The colours are bright and bold, the traditional Croatian deep red and white combined with interesting combinations like peach and turquoise. The burgundy colour acts as a neutral to the other brighter colours.
The other side translates as “Long live the joyful Anica Speht” (a lady’s name). Perhaps it was made as a gift for a loved one or she is simply congratulating herself on her accomplishment at finishing the embroidery.
I photographed them alongside the simple furniture I had available, flowers from the garden and fruit bought from the village market to give a cacophony of pattern and colour.
Another shop that I was really looking forward to visiting in Sydney was Mud. Their store at 134 Edgecliff Road in Woollahra was close to where we were staying, so I popped in to have a browse and take some snaps. I often use their handmade porcelain plates, bowls and cups when styling commercial photo shoots, drawn to it at the prop houses by the beautiful soft colours and mix of matt and gloss finishes.
I bought a little ceramic beaker as a memento of my visit to the shop and would have bought much more if I hadn’t been worried about the pieces getting damaged during the flights on the remainder of our trip.
You can see and find out more on the Mud Australia website.
The Mud website lists only three UK stockists; The Conran Shop, Designers Guild and Zecca, who amazingly is only a 10 minute walk from my house! I will be popping along there soon to see what they have in stock.
For now though I am happy with my little piece of Mud on display.
January 21, 2013 in handmade goodness
A belated Happy New Year, I hope you have had a good start to 2013? It’s been a slow start getting back to my blog since a very busy Christmas and new year with lots going on, some great and some not so great which I must admit has made it hard to get started again. The new working year has begun with a bang, I worked on a really enjoyable food shoot last week with a wonderful team and alongside this I have been putting together a large interiors story for a magazine that we will be shooting on location soon. I was also interviewed by Making magazine for a future issue so keep your eye out.
I adore these two little birds, handmade by Abigail Brown, that my children received as gifts this Christmas. My daughter has the robin and my son the blue tit and they were delighted when they unwrapped them, big smiles on their faces and they sit very proudly in their bedrooms. These little birds are two of the varieties that visit our small London garden and we watch through the kitchen doors, the robins nesting in our hedge and the blue tits flitting in the branches of a silver birch.
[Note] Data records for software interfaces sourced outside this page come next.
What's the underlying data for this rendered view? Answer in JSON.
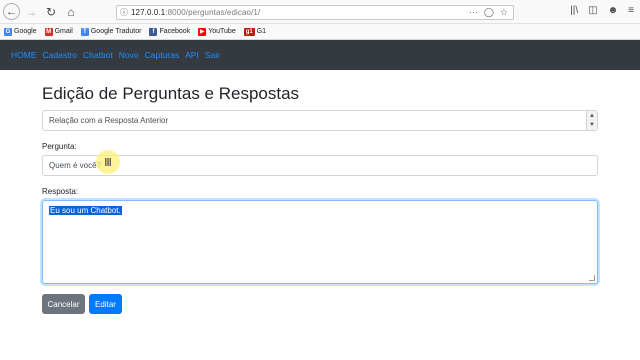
{
  "browser": {
    "url_host": "127.0.0.1",
    "url_path": ":8000/perguntas/edicao/1/",
    "bookmarks": [
      {
        "label": "Google",
        "icon": "google-icon",
        "color": "#4285f4"
      },
      {
        "label": "Gmail",
        "icon": "gmail-icon",
        "color": "#d93025"
      },
      {
        "label": "Google Tradutor",
        "icon": "translate-icon",
        "color": "#4285f4"
      },
      {
        "label": "Facebook",
        "icon": "facebook-icon",
        "color": "#3b5998"
      },
      {
        "label": "YouTube",
        "icon": "youtube-icon",
        "color": "#ff0000"
      },
      {
        "label": "G1",
        "icon": "g1-icon",
        "color": "#c4170c"
      }
    ]
  },
  "navbar": {
    "items": [
      "HOME",
      "Cadastro",
      "Chatbot",
      "Novo",
      "Capturas",
      "API",
      "Sair"
    ],
    "link_color": "#1e90ff",
    "background": "#343a40"
  },
  "form": {
    "title": "Edição de Perguntas e Respostas",
    "select_value": "Relação com a Resposta Anterior",
    "question_label": "Pergunta:",
    "question_value": "Quem é você?",
    "answer_label": "Resposta:",
    "answer_value": "Eu sou um Chatbot.",
    "cancel_label": "Cancelar",
    "save_label": "Editar"
  }
}
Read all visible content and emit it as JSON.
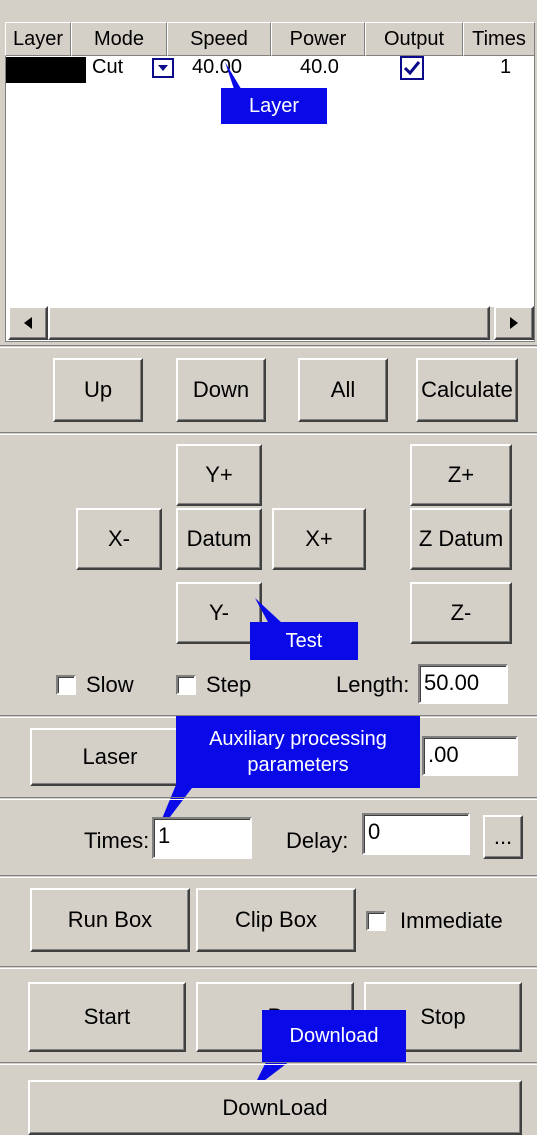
{
  "layer_table": {
    "columns": [
      "Layer",
      "Mode",
      "Speed",
      "Power",
      "Output",
      "Times"
    ],
    "rows": [
      {
        "layer_color": "#000000",
        "mode": "Cut",
        "speed": "40.00",
        "power": "40.0",
        "output": true,
        "times": "1"
      }
    ]
  },
  "hscroll": {
    "left_arrow": "◀",
    "right_arrow": "▶"
  },
  "layer_buttons": {
    "up": "Up",
    "down": "Down",
    "all": "All",
    "calculate": "Calculate"
  },
  "jog": {
    "y_plus": "Y+",
    "y_minus": "Y-",
    "x_minus": "X-",
    "x_plus": "X+",
    "datum": "Datum",
    "z_plus": "Z+",
    "z_datum": "Z Datum",
    "z_minus": "Z-",
    "slow_label": "Slow",
    "step_label": "Step",
    "length_label": "Length:",
    "length_value": "50.00"
  },
  "laser": {
    "button": "Laser",
    "value": ".00"
  },
  "aux": {
    "times_label": "Times:",
    "times_value": "1",
    "delay_label": "Delay:",
    "delay_value": "0",
    "more": "..."
  },
  "box": {
    "run_box": "Run Box",
    "clip_box": "Clip Box",
    "immediate_label": "Immediate"
  },
  "control": {
    "start": "Start",
    "pause": "P",
    "stop": "Stop"
  },
  "download_button": "DownLoad",
  "callouts": {
    "layer": "Layer",
    "test": "Test",
    "auxiliary": "Auxiliary processing parameters",
    "download": "Download"
  },
  "colors": {
    "callout_bg": "#0a0ae8",
    "panel_bg": "#d4d0c8",
    "check_mark": "#0a0a8a"
  }
}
I photographed this one sitting in a handmade nest by Holy Smoke that I bought one year at the Selvedge fair.
They are beautifully handmade by Abigail in her London studio and have their own little personalities. No two birds are quite the same. They will be kept and treasured and hopefully become family heirlooms, given to future children.
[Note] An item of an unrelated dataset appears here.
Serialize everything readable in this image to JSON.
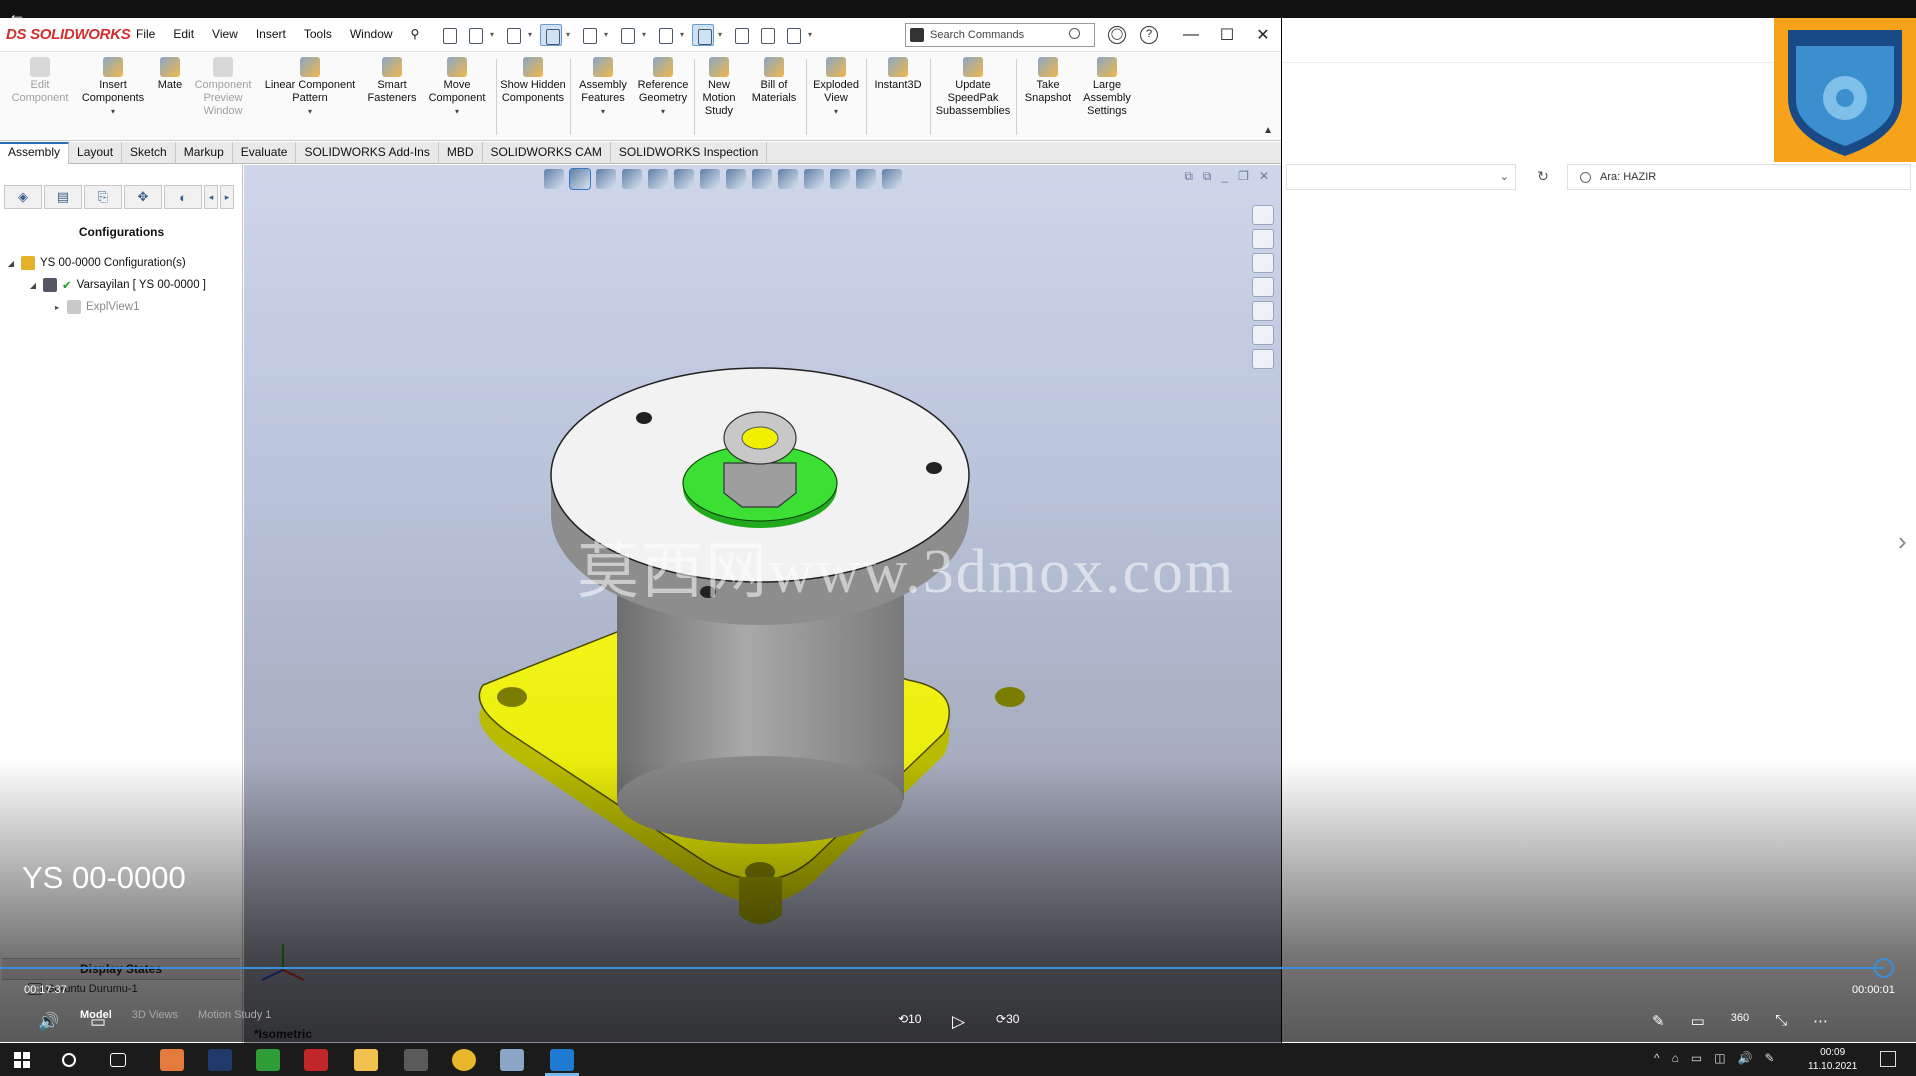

You can see more of Abigail’s lovely work on her website.
Sania Pell is a freelance interior stylist, creative director and consultant based in London. She is a contributing stylist at Elle Decoration magazine, with whom she has worked for 16 years, and is known for bringing a unique aspect to photographic shoots for national publications, leading brands and retailers as well as style consultancy for top architecture practices and property development companies. She is the author of best-selling book The Homemade Home and The Homemade Home for Children. A trained, former textile designer, Sania is also involved in many multi-disciplinary creative projects.
To enquire about commissioning Sania for commercial or editorial projects, please use the contact form.